A new study, published in the journal Proceedings of the National Academy of Sciences (PNAS), used drawings by ancient Egyptians to create a catalogue of many animals that lived there 6,000 years ago. Scientists studied the data to come up with a way to chart which species have gone extinct in the past few thousand years.

From examining the drawings, the authors of the study found that there were once 37 species of large mammals in Egypt. Today, there are only eight species remaining. The study's authors found that when there were many species of animals in the Nile, the extinction of any one species did not have a large effect on the entire ecosystem. However, now that there is much less diversity among animals in the present day, any extinction will have a larger impact on the ecosystem.

The authors found that once, 6,000 years ago, animals such as lions, hartebeests, and giraffes roamed the Egypt, but today most of these have become extinct in the region.

"What was once a rich and diverse mammalian community is very different now," Justin Yeakel, lead author of the study, said. "As the number of species declined, one of the primary things that was lost was the ecological redundancy of the system." 

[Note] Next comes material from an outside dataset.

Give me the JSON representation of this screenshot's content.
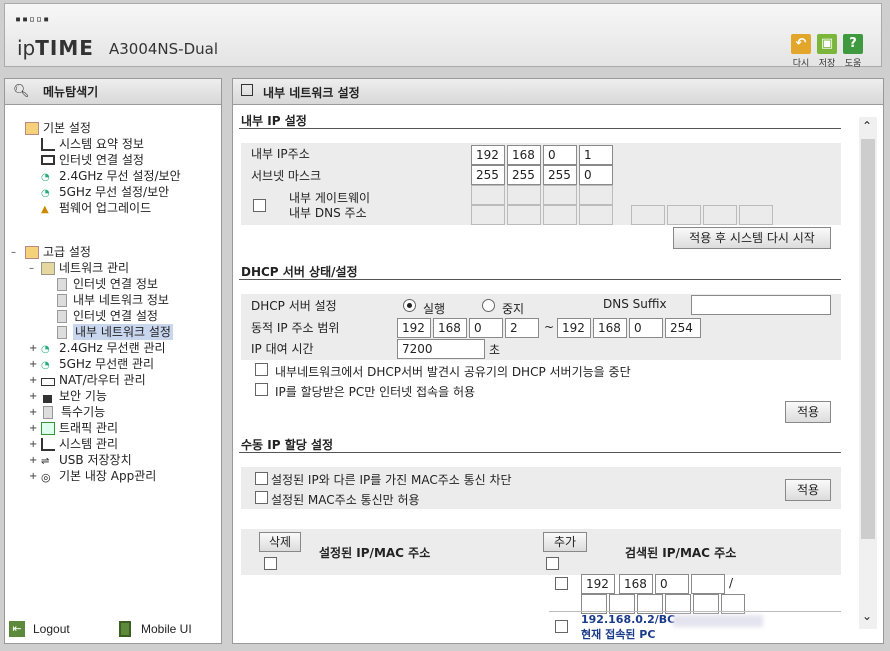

The study utilized the research of Dale Osborn, who extensively studied the animals of Ancient Egypt. He used various records left by Egyptians, such as ancient drawings and other evidence, to track species that lived in Egypt long ago. He laid out a database tracking when animals appeared in artwork and when they stopped appearing, implying that the animals had disappeared from the region.

Yeakel and co-author Nathaniel Dominy got the inspiration to begin the study four years ago when they visited an exhibit on Tutankhamun. They realized that the Egyptian drawings were based on things the people had seen, and that they had the potential to teach us about what the world was like in Ancient Egypt. The pair knew that Dale Osborn had compiled extensive information about the animals of Ancient Egypt, so they brainstormed ways to use that data and came up with this study.

ⓒ 2021 TECHTIMES.com All rights reserved. Do not reproduce without permission.